**What is required**
Please give the number of lines in the records below where the word "Months" occurs, and nothing else.

**Recorded information**
******

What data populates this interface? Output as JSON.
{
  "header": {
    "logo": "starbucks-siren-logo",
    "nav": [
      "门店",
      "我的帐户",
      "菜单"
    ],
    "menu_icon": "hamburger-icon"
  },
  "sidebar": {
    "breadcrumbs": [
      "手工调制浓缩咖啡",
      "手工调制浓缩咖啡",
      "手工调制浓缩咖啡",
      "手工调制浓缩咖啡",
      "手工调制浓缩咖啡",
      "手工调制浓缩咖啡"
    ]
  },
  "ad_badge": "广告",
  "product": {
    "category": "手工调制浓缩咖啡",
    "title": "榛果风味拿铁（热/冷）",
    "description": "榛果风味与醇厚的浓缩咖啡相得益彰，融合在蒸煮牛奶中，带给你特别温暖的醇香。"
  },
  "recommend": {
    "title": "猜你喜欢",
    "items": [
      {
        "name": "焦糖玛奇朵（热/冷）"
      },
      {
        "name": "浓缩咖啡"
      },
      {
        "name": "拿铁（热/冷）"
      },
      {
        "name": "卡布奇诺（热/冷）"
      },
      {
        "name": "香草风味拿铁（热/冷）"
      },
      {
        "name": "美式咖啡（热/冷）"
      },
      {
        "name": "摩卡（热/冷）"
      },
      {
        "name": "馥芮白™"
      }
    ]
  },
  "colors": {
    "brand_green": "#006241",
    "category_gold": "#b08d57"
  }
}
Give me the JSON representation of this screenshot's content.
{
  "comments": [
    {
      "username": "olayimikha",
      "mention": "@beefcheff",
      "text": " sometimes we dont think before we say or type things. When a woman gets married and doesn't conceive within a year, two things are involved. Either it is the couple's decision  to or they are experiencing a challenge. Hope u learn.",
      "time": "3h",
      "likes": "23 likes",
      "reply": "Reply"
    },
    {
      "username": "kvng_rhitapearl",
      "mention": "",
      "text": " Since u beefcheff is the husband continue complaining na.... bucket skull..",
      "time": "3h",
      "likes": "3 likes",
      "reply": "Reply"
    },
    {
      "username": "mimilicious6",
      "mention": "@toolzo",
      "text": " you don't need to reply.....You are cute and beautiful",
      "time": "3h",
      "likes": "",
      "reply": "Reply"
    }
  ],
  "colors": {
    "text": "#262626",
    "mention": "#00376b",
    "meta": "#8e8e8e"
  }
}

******

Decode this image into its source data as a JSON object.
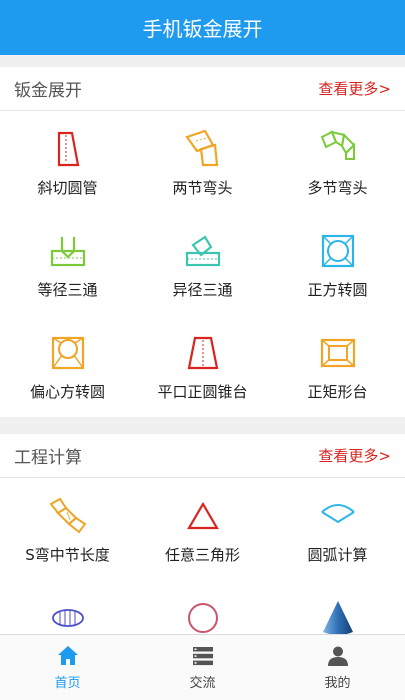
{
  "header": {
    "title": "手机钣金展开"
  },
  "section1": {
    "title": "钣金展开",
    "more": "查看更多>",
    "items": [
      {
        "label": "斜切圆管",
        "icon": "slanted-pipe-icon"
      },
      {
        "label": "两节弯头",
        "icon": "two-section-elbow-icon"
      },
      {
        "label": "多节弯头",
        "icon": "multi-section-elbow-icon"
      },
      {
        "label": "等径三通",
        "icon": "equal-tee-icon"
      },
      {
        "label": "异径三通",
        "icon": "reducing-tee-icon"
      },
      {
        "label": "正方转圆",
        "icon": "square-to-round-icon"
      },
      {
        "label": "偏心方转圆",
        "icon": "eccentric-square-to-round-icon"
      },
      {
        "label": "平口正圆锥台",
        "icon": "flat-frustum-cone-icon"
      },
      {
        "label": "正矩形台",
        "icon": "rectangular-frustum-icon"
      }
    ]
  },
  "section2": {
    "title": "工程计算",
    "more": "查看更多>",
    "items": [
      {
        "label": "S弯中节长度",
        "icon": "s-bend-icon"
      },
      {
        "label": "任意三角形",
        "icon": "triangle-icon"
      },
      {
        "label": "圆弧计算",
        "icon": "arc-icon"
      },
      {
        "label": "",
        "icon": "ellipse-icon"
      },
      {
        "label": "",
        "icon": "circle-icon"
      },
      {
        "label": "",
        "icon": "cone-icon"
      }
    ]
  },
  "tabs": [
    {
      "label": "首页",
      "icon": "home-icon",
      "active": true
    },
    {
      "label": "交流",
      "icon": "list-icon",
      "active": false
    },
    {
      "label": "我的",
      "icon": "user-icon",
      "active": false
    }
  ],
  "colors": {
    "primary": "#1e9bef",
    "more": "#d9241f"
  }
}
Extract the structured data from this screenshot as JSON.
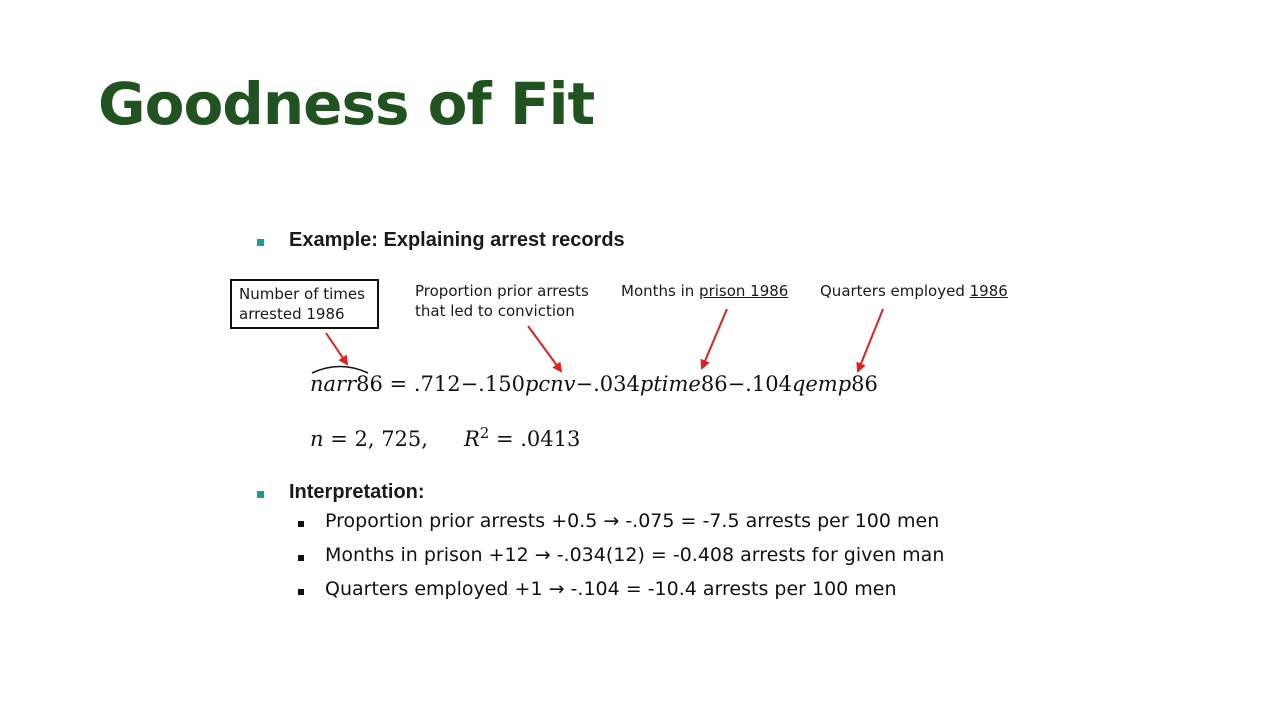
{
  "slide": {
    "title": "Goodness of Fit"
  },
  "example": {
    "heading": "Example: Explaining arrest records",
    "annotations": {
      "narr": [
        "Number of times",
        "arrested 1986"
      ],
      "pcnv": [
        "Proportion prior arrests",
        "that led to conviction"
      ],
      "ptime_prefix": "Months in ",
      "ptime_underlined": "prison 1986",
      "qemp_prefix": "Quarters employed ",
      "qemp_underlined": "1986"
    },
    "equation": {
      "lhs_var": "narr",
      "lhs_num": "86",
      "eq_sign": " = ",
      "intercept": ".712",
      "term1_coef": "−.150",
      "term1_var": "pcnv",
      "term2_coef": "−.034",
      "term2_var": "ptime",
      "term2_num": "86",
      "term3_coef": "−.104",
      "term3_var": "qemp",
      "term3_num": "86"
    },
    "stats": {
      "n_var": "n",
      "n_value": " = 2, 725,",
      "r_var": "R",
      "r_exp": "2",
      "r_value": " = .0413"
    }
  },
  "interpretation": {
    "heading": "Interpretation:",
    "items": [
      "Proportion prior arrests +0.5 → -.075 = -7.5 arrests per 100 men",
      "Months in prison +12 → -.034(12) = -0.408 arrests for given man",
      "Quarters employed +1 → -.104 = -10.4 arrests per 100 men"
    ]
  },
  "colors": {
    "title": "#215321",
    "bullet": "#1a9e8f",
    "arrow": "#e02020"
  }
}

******

**Response**
2